Im trying to get the smallest number out of a series of user generated numbers.
i can correctly get the largest number but i always get the negative 99 for the smallest.
im working out of a c++ book that does not provide solutions, i tried to catch the -99 but it didn't work
as you can see i commented it out.


i know someone is going to suggest it (dont use a neg number or try an array)
but the challenge says to do it WITHOUT using arrays and i HAVE to use -99 to quit.


any suggestions

int main()
{
    int counter, input, largest = 0, smallest = 0;

 cout << "Please enter a series of numbers so i can find the largest and smallest." << endl;
 cout << "Enter -99 to indicate you are done entering numbers." << endl;



 do
    {

        cout << "number: ";
        cin >> input;
        
       


//        if (input == -99)
//        {
//            input = 0;
//        }

        

        if (input < smallest)

        {
            smallest = input;
        }



        if (input > largest )
        {
            largest = input;
        }



   } while (input != -99);


    //always gives -99
    cout << "After searching the smallest is: " << smallest << endl;
    // correct largest
    cout << "After searching largest is: " << largest << endl;


    return 0;
}
Comments
Persistent cross-poster -> http://www.dreamincode.net/forums/topic/238814-correct-largest-number-but-not-smallest-number/

That would mean you should be searching for numbers that have nothing to do with -99, and when you want to quit the application -99 then becomes important. Your code looks like you are a C++ beginner, and I think you don't rest too much in a simple question, I would bet you are best to find your own way, and I would provide these most helpful references, please do become a better programmer. For our and your own sake.

http://www.cplusplus.com/doc/tutorial/
http://www.cplusplus.com/doc/tutorial/program_structure/
http://www.cplusplus.com/doc/tutorial/variables/

Firstly, whatever compiler you're using seems to include <iostream> without you asking it to, and also ignores namespaces. You should get a better compiler.
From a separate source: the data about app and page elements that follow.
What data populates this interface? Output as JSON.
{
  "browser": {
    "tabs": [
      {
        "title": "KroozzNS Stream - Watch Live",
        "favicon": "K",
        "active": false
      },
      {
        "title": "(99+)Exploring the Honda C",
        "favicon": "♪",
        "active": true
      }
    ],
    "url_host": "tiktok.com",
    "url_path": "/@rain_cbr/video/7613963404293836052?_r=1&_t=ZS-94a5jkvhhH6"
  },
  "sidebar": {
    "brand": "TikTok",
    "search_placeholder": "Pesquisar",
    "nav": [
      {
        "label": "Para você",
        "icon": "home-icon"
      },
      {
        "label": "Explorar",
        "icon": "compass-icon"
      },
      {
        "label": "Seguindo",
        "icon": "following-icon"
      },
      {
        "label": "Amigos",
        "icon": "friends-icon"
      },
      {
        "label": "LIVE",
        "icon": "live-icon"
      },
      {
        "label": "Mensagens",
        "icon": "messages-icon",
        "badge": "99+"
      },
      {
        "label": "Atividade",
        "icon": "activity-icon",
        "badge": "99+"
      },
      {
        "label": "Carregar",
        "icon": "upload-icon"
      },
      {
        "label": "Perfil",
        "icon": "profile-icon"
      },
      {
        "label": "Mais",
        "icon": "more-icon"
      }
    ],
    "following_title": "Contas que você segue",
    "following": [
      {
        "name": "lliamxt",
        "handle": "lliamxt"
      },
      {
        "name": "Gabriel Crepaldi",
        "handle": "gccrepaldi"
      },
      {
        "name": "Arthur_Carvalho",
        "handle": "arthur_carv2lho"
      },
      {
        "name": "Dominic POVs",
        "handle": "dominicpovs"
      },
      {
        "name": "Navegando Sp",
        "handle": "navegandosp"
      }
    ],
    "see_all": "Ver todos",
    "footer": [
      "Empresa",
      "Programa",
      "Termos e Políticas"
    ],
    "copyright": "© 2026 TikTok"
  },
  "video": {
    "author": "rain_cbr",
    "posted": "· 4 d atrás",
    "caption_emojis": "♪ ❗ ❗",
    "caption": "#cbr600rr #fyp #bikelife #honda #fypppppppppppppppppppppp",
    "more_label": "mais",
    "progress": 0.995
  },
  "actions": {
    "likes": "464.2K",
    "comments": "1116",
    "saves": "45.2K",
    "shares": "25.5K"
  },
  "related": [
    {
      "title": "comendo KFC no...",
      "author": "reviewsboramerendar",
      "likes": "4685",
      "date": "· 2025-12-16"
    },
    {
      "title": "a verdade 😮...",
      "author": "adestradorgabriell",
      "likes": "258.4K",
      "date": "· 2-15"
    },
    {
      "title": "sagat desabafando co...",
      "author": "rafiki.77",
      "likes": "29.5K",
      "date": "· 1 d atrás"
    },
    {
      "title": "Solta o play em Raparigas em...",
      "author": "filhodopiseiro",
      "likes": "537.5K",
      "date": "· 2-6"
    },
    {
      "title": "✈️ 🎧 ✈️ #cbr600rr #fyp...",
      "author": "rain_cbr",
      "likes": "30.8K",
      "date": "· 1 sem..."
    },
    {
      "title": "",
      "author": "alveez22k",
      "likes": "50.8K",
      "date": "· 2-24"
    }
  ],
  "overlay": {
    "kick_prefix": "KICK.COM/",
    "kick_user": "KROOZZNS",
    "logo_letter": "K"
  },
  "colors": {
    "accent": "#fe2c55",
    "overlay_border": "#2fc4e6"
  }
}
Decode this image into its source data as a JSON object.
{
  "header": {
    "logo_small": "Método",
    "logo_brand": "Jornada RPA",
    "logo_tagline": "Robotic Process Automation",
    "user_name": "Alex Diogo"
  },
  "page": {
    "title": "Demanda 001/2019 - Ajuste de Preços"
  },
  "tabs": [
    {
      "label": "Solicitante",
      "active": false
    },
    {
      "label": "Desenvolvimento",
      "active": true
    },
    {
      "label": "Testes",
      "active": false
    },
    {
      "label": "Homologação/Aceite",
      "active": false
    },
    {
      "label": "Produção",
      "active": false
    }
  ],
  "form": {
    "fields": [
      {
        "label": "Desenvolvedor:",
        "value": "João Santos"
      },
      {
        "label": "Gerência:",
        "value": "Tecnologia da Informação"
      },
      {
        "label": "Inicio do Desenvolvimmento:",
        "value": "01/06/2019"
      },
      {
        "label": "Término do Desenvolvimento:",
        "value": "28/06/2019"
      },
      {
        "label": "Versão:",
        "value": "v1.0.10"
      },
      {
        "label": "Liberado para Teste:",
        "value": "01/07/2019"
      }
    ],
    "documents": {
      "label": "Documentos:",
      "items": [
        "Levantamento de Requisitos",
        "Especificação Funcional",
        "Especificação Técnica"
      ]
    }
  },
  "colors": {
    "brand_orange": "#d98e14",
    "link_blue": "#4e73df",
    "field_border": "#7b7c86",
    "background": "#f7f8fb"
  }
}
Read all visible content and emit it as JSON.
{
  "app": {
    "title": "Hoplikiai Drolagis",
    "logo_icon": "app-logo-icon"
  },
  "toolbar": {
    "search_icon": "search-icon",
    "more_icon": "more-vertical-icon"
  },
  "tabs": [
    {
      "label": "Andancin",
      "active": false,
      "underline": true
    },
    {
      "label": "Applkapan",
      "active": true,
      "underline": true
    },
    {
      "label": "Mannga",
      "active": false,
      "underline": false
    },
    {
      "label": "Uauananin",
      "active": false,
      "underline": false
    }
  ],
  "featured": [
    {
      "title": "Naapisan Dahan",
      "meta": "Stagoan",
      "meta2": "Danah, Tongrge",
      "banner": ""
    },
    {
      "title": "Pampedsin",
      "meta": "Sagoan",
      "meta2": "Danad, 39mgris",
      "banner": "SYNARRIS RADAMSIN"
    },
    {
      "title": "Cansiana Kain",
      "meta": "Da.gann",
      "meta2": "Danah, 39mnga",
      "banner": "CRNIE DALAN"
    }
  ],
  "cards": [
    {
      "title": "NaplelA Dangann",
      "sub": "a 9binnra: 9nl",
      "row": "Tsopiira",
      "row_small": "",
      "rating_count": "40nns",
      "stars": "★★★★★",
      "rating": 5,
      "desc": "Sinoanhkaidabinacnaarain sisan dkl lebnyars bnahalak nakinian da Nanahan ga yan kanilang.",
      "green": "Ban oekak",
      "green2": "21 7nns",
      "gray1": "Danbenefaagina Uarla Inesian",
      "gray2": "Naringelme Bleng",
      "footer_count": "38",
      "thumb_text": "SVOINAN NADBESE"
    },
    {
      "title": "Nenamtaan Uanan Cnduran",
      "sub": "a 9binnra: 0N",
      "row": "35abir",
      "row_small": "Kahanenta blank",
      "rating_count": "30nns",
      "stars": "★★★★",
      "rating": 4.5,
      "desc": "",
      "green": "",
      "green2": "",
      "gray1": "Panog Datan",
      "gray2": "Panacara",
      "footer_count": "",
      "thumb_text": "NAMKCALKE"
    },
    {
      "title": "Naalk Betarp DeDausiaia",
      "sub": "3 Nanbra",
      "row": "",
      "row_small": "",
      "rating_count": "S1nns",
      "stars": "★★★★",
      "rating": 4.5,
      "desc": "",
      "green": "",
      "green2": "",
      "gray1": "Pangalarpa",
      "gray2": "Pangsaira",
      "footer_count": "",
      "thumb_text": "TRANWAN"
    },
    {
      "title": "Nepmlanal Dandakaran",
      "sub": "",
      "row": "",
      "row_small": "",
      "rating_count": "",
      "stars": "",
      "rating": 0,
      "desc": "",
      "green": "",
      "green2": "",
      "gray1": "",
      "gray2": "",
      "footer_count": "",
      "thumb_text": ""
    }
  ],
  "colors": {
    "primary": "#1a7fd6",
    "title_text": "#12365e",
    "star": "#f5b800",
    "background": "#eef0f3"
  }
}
There are many free options.

As for why the smallest comes out to -99 every time; it's because the smallest number you enter is -99 (here's an experiment - try entering one of the number as something even lower, like -100). The check for when to exit the loop happens after running through the loop.

First of all, is this the cropped version of the code, or you didn't include <iostream> header and the std namespace? You'll need to include this in order for cout, cin and endl to work properly.

#include <iostream>
using std::cout;
using std::cin;
using std::endl;

And in your do-while loop, when you enter a value, let's say -1, the number -1 is assigned to variable "smallest". And in second round of the loop, you enter -99. Now -99 will be assigned to variable "smallest", before the do-while loop terminates. That's why the final value of variable "smallest" is always -99.

Of course, your way of "catching" the -99 is not going to work, cause whenever you enter -99, input's value will be changed to 0, thus the do-while loop's not going to stop.

One of the ways to solve this problem is, you can change the do-while loop to a infinite while loop, and when -99 is entered, use the "break" keyword to terminate the infinite while loop.

Example:

while(true){

     if(some_value == 1) break;
     else { 

              // blabla something something

     }

}

Edited 5 Years Ago by Cuzzie: Added sample code

You are on the right track but you don't want to change what input is with your if statement. If you change line 21 to break; it should do what you want it to do.

This article has been dead for over six months. Start a new discussion instead.